HANSEN, Tina B. et al. Storage characteristics of sous vide cooked roast beef. International journal of food science & technology, v. 30, n. 3, p. 365-378, 1995.
Pellissery, A. J., Vinayamohan, P. G., Amalaradjou, M. A. R., & Venkitanarayanan, K. Spoilage bacteria and meat quality. Meat Quality Analysis, 307–334. 2020.
Luong NM, Coroller L, Zagorec M, Membré JM, Guillou S. Spoilage of Chilled Fresh Meat Products during Storage: A Quantitative Analysis of Literature Data. Microorganisms. Aug 6;8(8):1198. 2020.
Ercolini D, Russo F, Torrieri E, Masi P, Villani F. Changes in the spoilage-related microbiota of beef during refrigerated storage under different packaging conditions. Appl Environ Microbiol. 2006.
Hennekinne, J.-A., Herbin, S., Firmesse, O., & Auvray, F. European Food Poisoning Outbreaks Involving Meat and Meat-based Products. Procedia Food Science, 5, 93–96. 2015.

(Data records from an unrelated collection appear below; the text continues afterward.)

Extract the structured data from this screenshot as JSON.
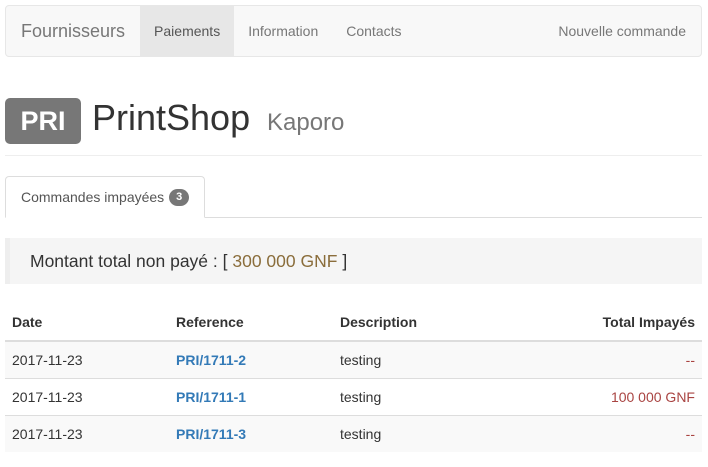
{
  "navbar": {
    "brand": "Fournisseurs",
    "items": [
      {
        "label": "Paiements",
        "active": true
      },
      {
        "label": "Information",
        "active": false
      },
      {
        "label": "Contacts",
        "active": false
      }
    ],
    "right_link": "Nouvelle commande"
  },
  "header": {
    "code": "PRI",
    "title": "PrintShop",
    "subtitle": "Kaporo"
  },
  "tabs": [
    {
      "label": "Commandes impayées",
      "count": "3"
    }
  ],
  "summary": {
    "label": "Montant total non payé : [",
    "value": "300 000 GNF",
    "suffix": "]"
  },
  "table": {
    "headers": [
      "Date",
      "Reference",
      "Description",
      "Total Impayés"
    ],
    "rows": [
      {
        "date": "2017-11-23",
        "reference": "PRI/1711-2",
        "description": "testing",
        "total": "--"
      },
      {
        "date": "2017-11-23",
        "reference": "PRI/1711-1",
        "description": "testing",
        "total": "100 000 GNF"
      },
      {
        "date": "2017-11-23",
        "reference": "PRI/1711-3",
        "description": "testing",
        "total": "--"
      }
    ]
  },
  "colors": {
    "badge": "#777777",
    "link": "#337ab7",
    "amount": "#a94442",
    "total_value": "#8a6d3b"
  }
}
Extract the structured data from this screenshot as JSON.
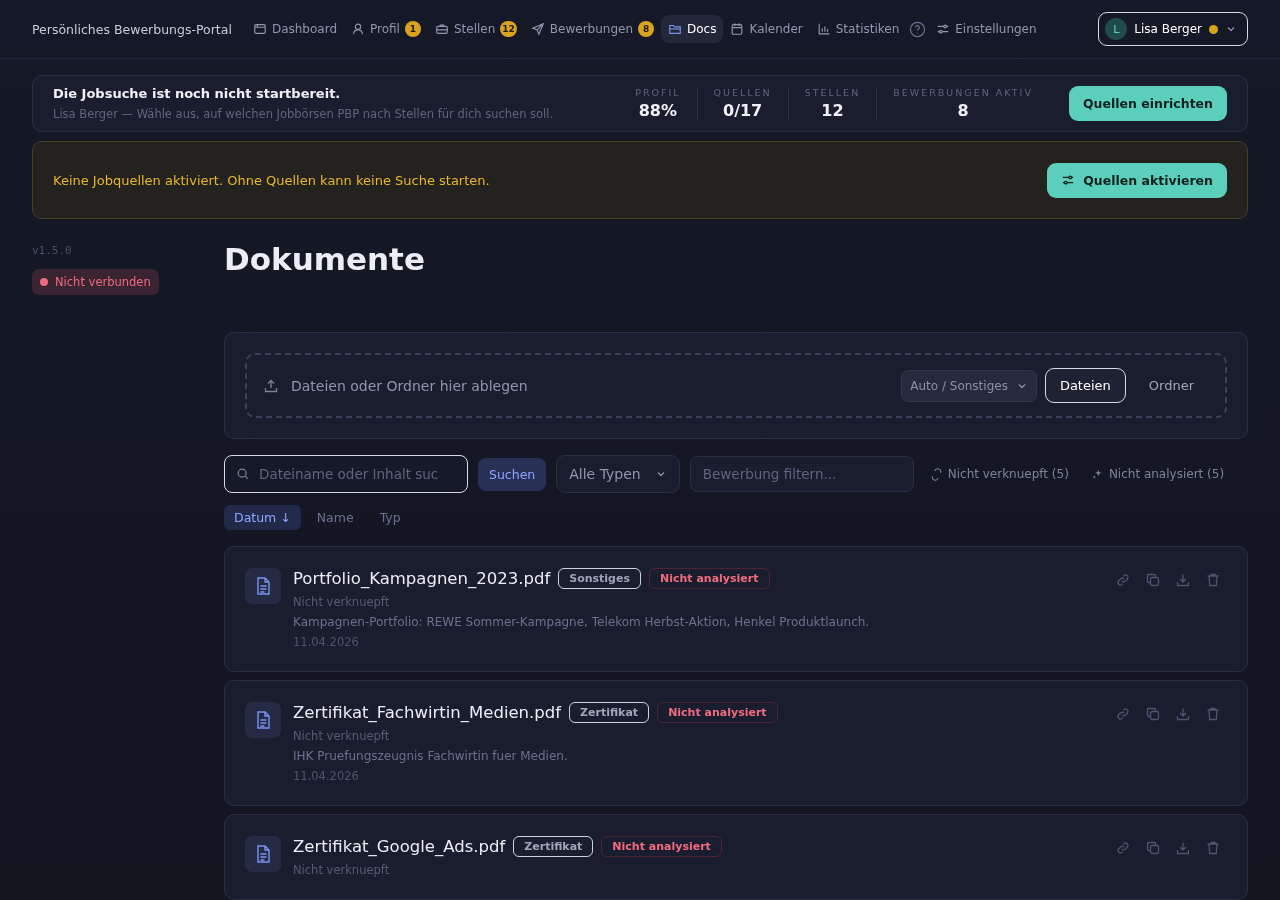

Sofos, John N. Challenges to meat safety in the 21st century. Meat science 78.1-2, 3-13, 2008.